To do: Go over the entries and report the lines where the word "fukuzawasato" occurs.

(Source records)
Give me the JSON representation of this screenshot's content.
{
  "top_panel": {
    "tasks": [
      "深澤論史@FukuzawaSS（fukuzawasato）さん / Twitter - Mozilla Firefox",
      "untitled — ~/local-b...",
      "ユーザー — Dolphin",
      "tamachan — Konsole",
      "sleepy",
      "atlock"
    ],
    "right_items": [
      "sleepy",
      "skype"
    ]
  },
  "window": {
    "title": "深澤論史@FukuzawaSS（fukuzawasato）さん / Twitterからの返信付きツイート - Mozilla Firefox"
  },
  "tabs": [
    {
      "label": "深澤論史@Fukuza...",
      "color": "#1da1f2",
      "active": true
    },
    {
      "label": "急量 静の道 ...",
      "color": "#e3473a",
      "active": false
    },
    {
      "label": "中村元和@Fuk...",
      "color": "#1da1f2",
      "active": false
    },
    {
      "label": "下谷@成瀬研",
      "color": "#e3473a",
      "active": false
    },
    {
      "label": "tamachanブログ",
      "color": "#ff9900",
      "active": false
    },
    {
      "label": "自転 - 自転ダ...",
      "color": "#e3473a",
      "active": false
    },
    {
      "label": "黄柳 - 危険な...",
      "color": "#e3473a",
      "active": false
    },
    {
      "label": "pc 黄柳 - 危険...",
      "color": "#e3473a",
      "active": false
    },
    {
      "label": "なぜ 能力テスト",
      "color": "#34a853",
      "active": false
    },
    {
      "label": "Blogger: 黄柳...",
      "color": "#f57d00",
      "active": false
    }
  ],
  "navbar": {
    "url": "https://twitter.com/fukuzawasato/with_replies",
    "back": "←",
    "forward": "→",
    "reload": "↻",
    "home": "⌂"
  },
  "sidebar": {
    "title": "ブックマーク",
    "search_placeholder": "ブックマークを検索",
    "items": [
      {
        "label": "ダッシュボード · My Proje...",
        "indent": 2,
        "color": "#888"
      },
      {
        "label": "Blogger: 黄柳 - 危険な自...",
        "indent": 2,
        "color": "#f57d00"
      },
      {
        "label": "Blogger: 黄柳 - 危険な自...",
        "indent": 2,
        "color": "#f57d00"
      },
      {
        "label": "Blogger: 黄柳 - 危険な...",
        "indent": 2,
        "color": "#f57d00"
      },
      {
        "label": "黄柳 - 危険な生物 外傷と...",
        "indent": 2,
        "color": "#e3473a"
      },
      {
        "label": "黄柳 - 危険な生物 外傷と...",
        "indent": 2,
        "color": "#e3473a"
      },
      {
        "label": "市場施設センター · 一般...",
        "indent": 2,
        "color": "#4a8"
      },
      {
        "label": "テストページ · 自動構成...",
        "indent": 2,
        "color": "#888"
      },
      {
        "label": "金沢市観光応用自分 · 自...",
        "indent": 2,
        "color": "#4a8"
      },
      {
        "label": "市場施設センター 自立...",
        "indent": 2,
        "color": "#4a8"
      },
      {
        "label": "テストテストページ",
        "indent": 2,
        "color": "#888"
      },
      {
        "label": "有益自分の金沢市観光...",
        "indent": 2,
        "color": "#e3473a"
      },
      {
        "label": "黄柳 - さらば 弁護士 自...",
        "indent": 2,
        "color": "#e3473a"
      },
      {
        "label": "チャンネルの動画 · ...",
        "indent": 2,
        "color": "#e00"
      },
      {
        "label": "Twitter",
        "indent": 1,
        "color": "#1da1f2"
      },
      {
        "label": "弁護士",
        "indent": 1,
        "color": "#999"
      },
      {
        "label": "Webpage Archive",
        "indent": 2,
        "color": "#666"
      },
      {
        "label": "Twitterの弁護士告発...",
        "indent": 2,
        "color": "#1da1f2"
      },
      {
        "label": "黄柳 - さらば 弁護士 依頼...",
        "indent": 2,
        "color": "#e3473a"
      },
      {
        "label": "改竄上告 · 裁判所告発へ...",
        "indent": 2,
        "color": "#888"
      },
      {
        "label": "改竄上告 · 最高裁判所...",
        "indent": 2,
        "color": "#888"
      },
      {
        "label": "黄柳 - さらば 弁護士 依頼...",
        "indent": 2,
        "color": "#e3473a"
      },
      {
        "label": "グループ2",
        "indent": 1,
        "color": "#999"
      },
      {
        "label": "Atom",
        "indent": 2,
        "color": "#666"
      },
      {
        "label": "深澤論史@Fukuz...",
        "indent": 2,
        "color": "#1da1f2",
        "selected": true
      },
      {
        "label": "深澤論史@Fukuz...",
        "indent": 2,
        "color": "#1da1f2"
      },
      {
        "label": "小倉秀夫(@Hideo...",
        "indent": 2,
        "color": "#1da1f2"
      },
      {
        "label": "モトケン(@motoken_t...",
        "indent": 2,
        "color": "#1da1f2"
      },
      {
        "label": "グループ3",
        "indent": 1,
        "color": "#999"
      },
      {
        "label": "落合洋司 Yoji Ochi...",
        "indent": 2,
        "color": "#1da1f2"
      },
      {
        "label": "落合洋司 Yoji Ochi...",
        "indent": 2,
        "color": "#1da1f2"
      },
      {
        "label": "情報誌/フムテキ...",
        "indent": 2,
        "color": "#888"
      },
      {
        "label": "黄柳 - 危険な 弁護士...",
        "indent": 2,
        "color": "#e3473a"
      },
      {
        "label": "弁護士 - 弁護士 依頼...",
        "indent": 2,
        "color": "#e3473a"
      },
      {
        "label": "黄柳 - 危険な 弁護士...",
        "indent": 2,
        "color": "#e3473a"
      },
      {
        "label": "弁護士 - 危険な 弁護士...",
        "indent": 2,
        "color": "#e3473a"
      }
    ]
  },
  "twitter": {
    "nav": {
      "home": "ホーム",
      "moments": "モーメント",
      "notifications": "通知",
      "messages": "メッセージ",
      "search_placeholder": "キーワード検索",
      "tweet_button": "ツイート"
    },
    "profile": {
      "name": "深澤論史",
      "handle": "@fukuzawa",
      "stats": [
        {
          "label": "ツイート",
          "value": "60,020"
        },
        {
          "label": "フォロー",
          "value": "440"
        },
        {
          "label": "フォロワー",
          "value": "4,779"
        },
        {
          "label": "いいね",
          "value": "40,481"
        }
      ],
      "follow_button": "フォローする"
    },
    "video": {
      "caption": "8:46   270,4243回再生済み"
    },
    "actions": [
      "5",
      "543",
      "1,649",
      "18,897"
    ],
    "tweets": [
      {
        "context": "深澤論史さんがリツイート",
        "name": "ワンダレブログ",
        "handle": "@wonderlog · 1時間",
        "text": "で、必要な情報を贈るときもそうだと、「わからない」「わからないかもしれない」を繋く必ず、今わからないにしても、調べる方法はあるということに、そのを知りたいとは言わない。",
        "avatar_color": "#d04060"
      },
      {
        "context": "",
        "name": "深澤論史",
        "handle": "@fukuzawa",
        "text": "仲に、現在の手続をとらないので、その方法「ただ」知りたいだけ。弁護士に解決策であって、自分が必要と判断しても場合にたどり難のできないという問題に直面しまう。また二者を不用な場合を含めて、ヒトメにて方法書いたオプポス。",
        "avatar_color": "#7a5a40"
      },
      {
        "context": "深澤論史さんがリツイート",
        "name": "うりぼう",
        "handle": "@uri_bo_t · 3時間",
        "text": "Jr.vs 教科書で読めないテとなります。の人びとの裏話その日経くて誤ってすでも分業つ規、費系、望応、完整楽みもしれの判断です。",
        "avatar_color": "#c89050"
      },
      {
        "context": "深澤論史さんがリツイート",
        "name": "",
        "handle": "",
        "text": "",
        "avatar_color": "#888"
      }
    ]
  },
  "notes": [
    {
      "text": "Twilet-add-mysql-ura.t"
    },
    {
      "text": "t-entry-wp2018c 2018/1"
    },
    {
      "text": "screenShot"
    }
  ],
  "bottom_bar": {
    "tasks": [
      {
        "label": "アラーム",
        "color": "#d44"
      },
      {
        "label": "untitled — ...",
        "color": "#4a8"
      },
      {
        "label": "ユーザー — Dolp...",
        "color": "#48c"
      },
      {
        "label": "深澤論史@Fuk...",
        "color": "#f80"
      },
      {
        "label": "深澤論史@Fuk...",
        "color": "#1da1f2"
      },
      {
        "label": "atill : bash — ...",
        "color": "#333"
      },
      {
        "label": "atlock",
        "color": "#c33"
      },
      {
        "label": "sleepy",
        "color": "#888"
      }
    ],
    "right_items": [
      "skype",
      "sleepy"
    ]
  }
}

Written reply:
      "深澤論史@FukuzawaSS（fukuzawasato）さん / Twitter - Mozilla Firefox",
    "title": "深澤論史@FukuzawaSS（fukuzawasato）さん / Twitterからの返信付きツイート - Mozilla Firefox"
    "url": "https://twitter.com/fukuzawasato/with_replies",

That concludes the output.